→ WHAT IS NEEDED
Output the records precisely as they stand. Pictures are to be skipped.

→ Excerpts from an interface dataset
┌──
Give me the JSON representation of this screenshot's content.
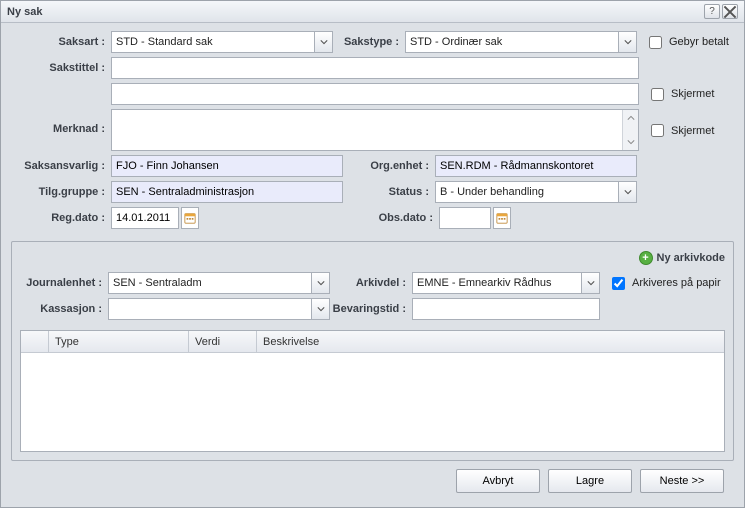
{
  "dialog": {
    "title": "Ny sak"
  },
  "labels": {
    "saksart": "Saksart :",
    "sakstype": "Sakstype :",
    "sakstittel": "Sakstittel :",
    "merknad": "Merknad :",
    "saksansvarlig": "Saksansvarlig :",
    "orgenhet": "Org.enhet :",
    "tilggruppe": "Tilg.gruppe :",
    "status": "Status :",
    "regdato": "Reg.dato :",
    "obsdato": "Obs.dato :",
    "journalenhet": "Journalenhet :",
    "arkivdel": "Arkivdel :",
    "kassasjon": "Kassasjon :",
    "bevaringstid": "Bevaringstid :"
  },
  "values": {
    "saksart": "STD - Standard sak",
    "sakstype": "STD - Ordinær sak",
    "sakstittel": "",
    "sakstittel2": "",
    "merknad": "",
    "saksansvarlig": "FJO - Finn Johansen",
    "orgenhet": "SEN.RDM - Rådmannskontoret",
    "tilggruppe": "SEN - Sentraladministrasjon",
    "status": "B - Under behandling",
    "regdato": "14.01.2011",
    "obsdato": "",
    "journalenhet": "SEN - Sentraladm",
    "arkivdel": "EMNE - Emnearkiv Rådhus",
    "kassasjon": "",
    "bevaringstid": ""
  },
  "checks": {
    "gebyr_betalt": {
      "label": "Gebyr betalt",
      "checked": false
    },
    "skjermet1": {
      "label": "Skjermet",
      "checked": false
    },
    "skjermet2": {
      "label": "Skjermet",
      "checked": false
    },
    "arkiveres_papir": {
      "label": "Arkiveres på papir",
      "checked": true
    }
  },
  "archive": {
    "add_label": "Ny arkivkode"
  },
  "grid": {
    "headers": {
      "type": "Type",
      "verdi": "Verdi",
      "beskrivelse": "Beskrivelse"
    }
  },
  "buttons": {
    "avbryt": "Avbryt",
    "lagre": "Lagre",
    "neste": "Neste >>"
  }
}
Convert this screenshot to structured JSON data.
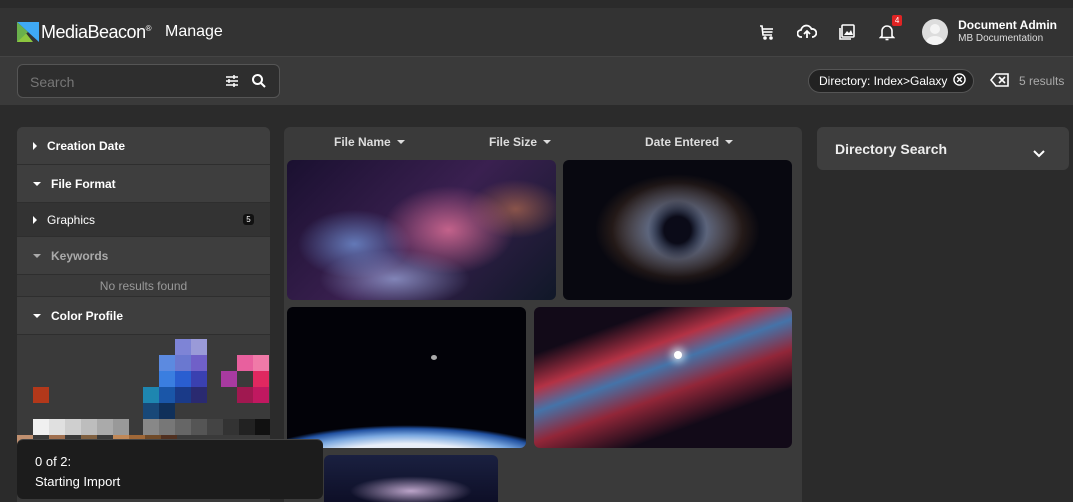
{
  "header": {
    "brand_name": "MediaBeacon",
    "brand_mark": "®",
    "section_title": "Manage",
    "icons": [
      "cart-icon",
      "upload-cloud-icon",
      "lightbox-icon",
      "bell-icon"
    ],
    "notification_count": "4",
    "user_name": "Document Admin",
    "user_org": "MB Documentation"
  },
  "search": {
    "placeholder": "Search",
    "filter_chip": "Directory: Index>Galaxy",
    "results_label": "5 results"
  },
  "sidebar": {
    "facets": [
      {
        "label": "Creation Date",
        "expanded": false
      },
      {
        "label": "File Format",
        "expanded": true
      },
      {
        "label": "Graphics",
        "count": "5"
      },
      {
        "label": "Keywords",
        "expanded": true
      },
      {
        "label": "Color Profile",
        "expanded": true
      }
    ],
    "no_results": "No results found",
    "color_swatches": [
      "#7e84d6",
      "#9a9ad8",
      "#5c8ae0",
      "#6a78d0",
      "#7060c8",
      "#e8609e",
      "#f07aa8",
      "#3a7ee0",
      "#2a5ed0",
      "#3a40b0",
      "#a83aa0",
      "#e02860",
      "#b2381a",
      "#1e86b0",
      "#1a56a8",
      "#1a3a88",
      "#2a2a70",
      "#a01850",
      "#c01860",
      "#184878",
      "#10305a",
      "#f0f0f0",
      "#e0e0e0",
      "#cfcfcf",
      "#bdbdbd",
      "#aaaaaa",
      "#999999",
      "#888888",
      "#777777",
      "#666666",
      "#555555",
      "#444444",
      "#333333",
      "#222222",
      "#111111",
      "#c09070",
      "#a07050",
      "#806040",
      "#c08858",
      "#a06838",
      "#704a28",
      "#503020"
    ]
  },
  "grid": {
    "columns": [
      "File Name",
      "File Size",
      "Date Entered"
    ]
  },
  "directory_search": {
    "label": "Directory Search"
  },
  "toast": {
    "line1": "0 of 2:",
    "line2": "Starting Import"
  }
}
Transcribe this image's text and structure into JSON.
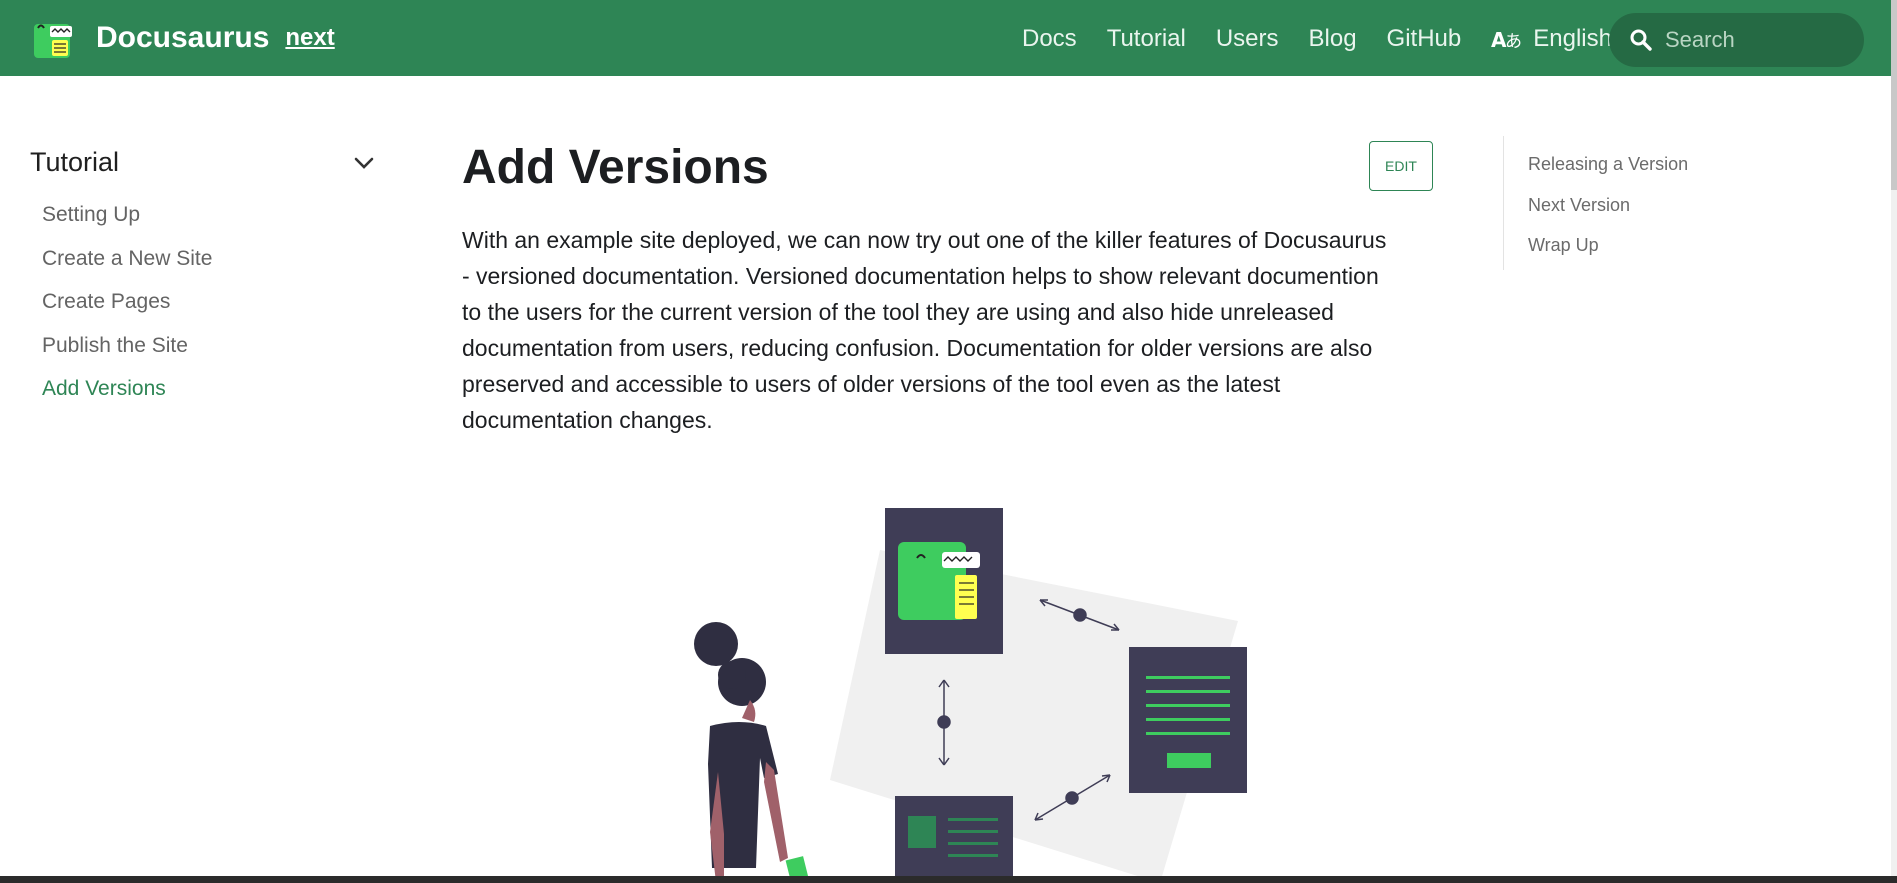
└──
→ WRITTEN ANSWER
Give me the JSON representation of this screenshot's content.
{
  "dialog": {
    "title": "Ny sak"
  },
  "labels": {
    "saksart": "Saksart :",
    "sakstype": "Sakstype :",
    "sakstittel": "Sakstittel :",
    "merknad": "Merknad :",
    "saksansvarlig": "Saksansvarlig :",
    "orgenhet": "Org.enhet :",
    "tilggruppe": "Tilg.gruppe :",
    "status": "Status :",
    "regdato": "Reg.dato :",
    "obsdato": "Obs.dato :",
    "journalenhet": "Journalenhet :",
    "arkivdel": "Arkivdel :",
    "kassasjon": "Kassasjon :",
    "bevaringstid": "Bevaringstid :"
  },
  "values": {
    "saksart": "STD - Standard sak",
    "sakstype": "STD - Ordinær sak",
    "sakstittel": "",
    "sakstittel2": "",
    "merknad": "",
    "saksansvarlig": "FJO - Finn Johansen",
    "orgenhet": "SEN.RDM - Rådmannskontoret",
    "tilggruppe": "SEN - Sentraladministrasjon",
    "status": "B - Under behandling",
    "regdato": "14.01.2011",
    "obsdato": "",
    "journalenhet": "SEN - Sentraladm",
    "arkivdel": "EMNE - Emnearkiv Rådhus",
    "kassasjon": "",
    "bevaringstid": ""
  },
  "checks": {
    "gebyr_betalt": {
      "label": "Gebyr betalt",
      "checked": false
    },
    "skjermet1": {
      "label": "Skjermet",
      "checked": false
    },
    "skjermet2": {
      "label": "Skjermet",
      "checked": false
    },
    "arkiveres_papir": {
      "label": "Arkiveres på papir",
      "checked": true
    }
  },
  "archive": {
    "add_label": "Ny arkivkode"
  },
  "grid": {
    "headers": {
      "type": "Type",
      "verdi": "Verdi",
      "beskrivelse": "Beskrivelse"
    }
  },
  "buttons": {
    "avbryt": "Avbryt",
    "lagre": "Lagre",
    "neste": "Neste >>"
  }
}
Convert this screenshot to structured JSON data.
{
  "header": {
    "brand_name": "MediaBeacon",
    "brand_mark": "®",
    "section_title": "Manage",
    "icons": [
      "cart-icon",
      "upload-cloud-icon",
      "lightbox-icon",
      "bell-icon"
    ],
    "notification_count": "4",
    "user_name": "Document Admin",
    "user_org": "MB Documentation"
  },
  "search": {
    "placeholder": "Search",
    "filter_chip": "Directory: Index>Galaxy",
    "results_label": "5 results"
  },
  "sidebar": {
    "facets": [
      {
        "label": "Creation Date",
        "expanded": false
      },
      {
        "label": "File Format",
        "expanded": true
      },
      {
        "label": "Graphics",
        "count": "5"
      },
      {
        "label": "Keywords",
        "expanded": true
      },
      {
        "label": "Color Profile",
        "expanded": true
      }
    ],
    "no_results": "No results found",
    "color_swatches": [
      "#7e84d6",
      "#9a9ad8",
      "#5c8ae0",
      "#6a78d0",
      "#7060c8",
      "#e8609e",
      "#f07aa8",
      "#3a7ee0",
      "#2a5ed0",
      "#3a40b0",
      "#a83aa0",
      "#e02860",
      "#b2381a",
      "#1e86b0",
      "#1a56a8",
      "#1a3a88",
      "#2a2a70",
      "#a01850",
      "#c01860",
      "#184878",
      "#10305a",
      "#f0f0f0",
      "#e0e0e0",
      "#cfcfcf",
      "#bdbdbd",
      "#aaaaaa",
      "#999999",
      "#888888",
      "#777777",
      "#666666",
      "#555555",
      "#444444",
      "#333333",
      "#222222",
      "#111111",
      "#c09070",
      "#a07050",
      "#806040",
      "#c08858",
      "#a06838",
      "#704a28",
      "#503020"
    ]
  },
  "grid": {
    "columns": [
      "File Name",
      "File Size",
      "Date Entered"
    ]
  },
  "directory_search": {
    "label": "Directory Search"
  },
  "toast": {
    "line1": "0 of 2:",
    "line2": "Starting Import"
  }
}
Transcribe this image's text and structure into JSON.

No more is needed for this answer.